Stressed About a Situation? Either-Or Thinking Could Be The Cause
Case Study 1
Helen, a mid-level leader, was frustrated with her boss. He told her one thing, but his behavior during meetings was saying something else. She was confused, and the only conclusion she could come up with was he was not forthright. I noticed the anger was pretty high in Helen’s voice as she spoke. “You seem upset about this,” I said. “Yes I am, because…”- Helen tried to justify her anger. I offered her a quick breathing process, and it helped her feel calmer. I then paraphrased the situation. “Your boss told you X, and now in the meeting, he is acting as Y. You are curious about the discrepancy”. She nodded with a smile – “Now that you added the “curious” word, it doesn’t seem that bad.” “Would you be ok to talk to him about this?”- I asked. She agreed. Helen followed through; the conversation went well. Her boss gave her further context, and that helped.
Helen was stuck in “either-or” thinking. She was sure that her boss was not forthcoming (one extreme), and she was afraid to confront as it would jeopardize her relationship with him (another extreme). From this perspective, she had two polar opposite choices – either tolerate at the expense of her clarity or jeopardize her relationship. Curiosity helped her to soften the extremity and opened her up for a dialog. As a result, she had more clarity and more trust with her boss.
Case Study 2
Adam, another senior leader, was known for his abrasiveness, but he didn’t know how to change that without compromising his work responsibility. As a senior person in the team, his role was to provide technical guidance for others. Often when something didn’t meet his quality bar despite his feedback, he assumed that he had to fix it. While he had that knowledge and skills to do so – this tendency created an extra workload for him that he didn’t enjoy. And that caused him stress as early as when he first noticed those quality discrepancies during the review meetings. The stress reaction showed up as abrasive to others. He didn’t like it either. From his perspective, he had only two choices – not to care about the team’s work quality(one extreme) or to take over and fix them as his own expense (the other extreme).
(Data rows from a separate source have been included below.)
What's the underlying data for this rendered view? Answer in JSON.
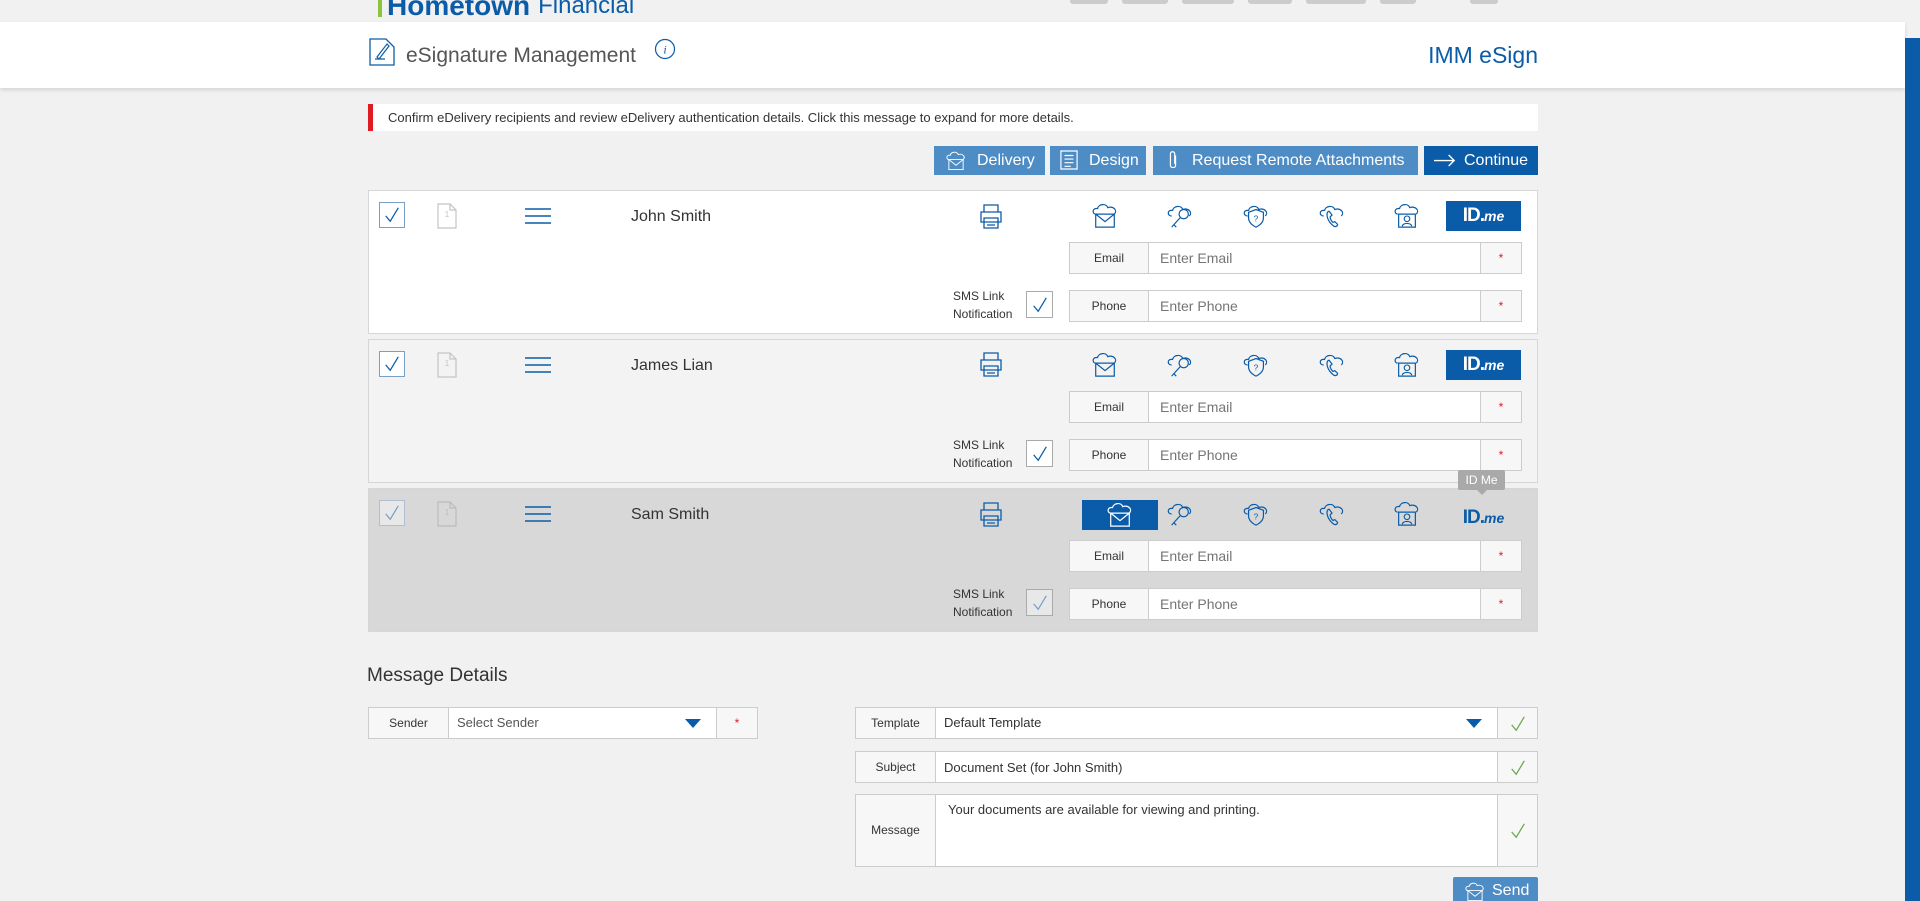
{
  "brand": {
    "name": "Hometown",
    "suffix": "Financial"
  },
  "header": {
    "title": "eSignature Management",
    "product": "IMM eSign"
  },
  "alert": {
    "text": "Confirm eDelivery recipients and review eDelivery authentication details. Click this message to expand for more details."
  },
  "toolbar": {
    "delivery": "Delivery",
    "design": "Design",
    "attachments": "Request Remote Attachments",
    "continue": "Continue"
  },
  "recipients": [
    {
      "name": "John Smith",
      "order": "1",
      "email_label": "Email",
      "email_placeholder": "Enter Email",
      "phone_label": "Phone",
      "phone_placeholder": "Enter Phone",
      "req_mark": "*",
      "sms_label": "SMS Link Notification",
      "idme": "ID.",
      "idme_suffix": "me"
    },
    {
      "name": "James Lian",
      "order": "1",
      "email_label": "Email",
      "email_placeholder": "Enter Email",
      "phone_label": "Phone",
      "phone_placeholder": "Enter Phone",
      "req_mark": "*",
      "sms_label": "SMS Link Notification",
      "idme": "ID.",
      "idme_suffix": "me"
    },
    {
      "name": "Sam Smith",
      "order": "1",
      "email_label": "Email",
      "email_placeholder": "Enter Email",
      "phone_label": "Phone",
      "phone_placeholder": "Enter Phone",
      "req_mark": "*",
      "sms_label": "SMS Link Notification",
      "idme": "ID.",
      "idme_suffix": "me"
    }
  ],
  "tooltip": {
    "text": "ID Me"
  },
  "message_details": {
    "title": "Message Details",
    "sender_label": "Sender",
    "sender_placeholder": "Select Sender",
    "req_mark": "*",
    "template_label": "Template",
    "template_value": "Default Template",
    "subject_label": "Subject",
    "subject_value": "Document Set (for John Smith)",
    "message_label": "Message",
    "message_value": "Your documents are available for viewing and printing.",
    "send": "Send"
  },
  "colors": {
    "brand_blue": "#0b5ca8",
    "button_light": "#4e8cc5",
    "alert_red": "#e11b22",
    "check_green": "#6aa84f",
    "brand_green": "#8cc43f"
  }
}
After our exploration, Adam became aware of his limiting assumptions. He saw more possibilities. He realized that if he expressed his concerns/suggestions more calmly, there was a better chance that others would follow it. If they needed help implementing the changes, there could be other ways to find it instead of automatically assuming responsibility. His stress level came down, and others noticed his calmer responses leading to more constructive meetings.
What is the Root Cause?
Here are a few common aspects of such a situation
- Clouded judgment. The unconscious, unprocessed emotions cloud our decisions and give us a false notion of the truth.
- Implicit assumptions. We make those in our heads, but we forget to verify them.
What to do about it?
It may sound daunting on the surface, but these simple steps could help. You are already an accomplished professional. You have the skills inside you. It is time you make them into good use.
Notice, Recognize and Process the Emotions
If you are feeling stressed about something, pay attention. Do not try to solve it in one go. Notice the stress or the heightened emotion- recognize it, process it. Sharing with someone you trust helps. Tell them that you are not asking them to fix, you want them to listen so you can process. We often think that emotions are useless; it clouds our judgments. In reality, even though emotions are messy, it gives us information that something needs our attention.
Analyze the Situation like an Engineer
Once the emotion is tamed, look into the situation more objectively. Write down the assumptions. Think like an engineer or a scientist. See how you can verify them. Since you will be checking them with another person most likely, make sure you are not imposing your judgment on them. Use your curiosity, let the exploration drive you to a shared understanding.
Act, Reflect and Learn
A followup action could be a conversation, simple breathing practice, or a constant reminder of your new way of being. Make it small so you can do it, learn from it, and apply it in another situation. Do not expect overnight change, shoot for incremental shifts. Any behavior change is a slow iterative process of awareness, action, and reflection. Less is more, consistency is the key, and sustainable change is the prize.
Adam later thanked me, saying that it was the first time in 15 years he learned a way to be effective without being abrasive. Helen felt more confident to confront with compassion. If Adam and Helen could change a life long behavior, so can you.
Are you a leader in the High-tech? Are you a High Performing individual? Ready to take your game to the next level? Want to get in touch with your passion? I am an executive coach with a background in technology. Send me a note to claim your 30-min phone session free of charge. – Sharmin
Feature Image by Iván Tamás from Pixabay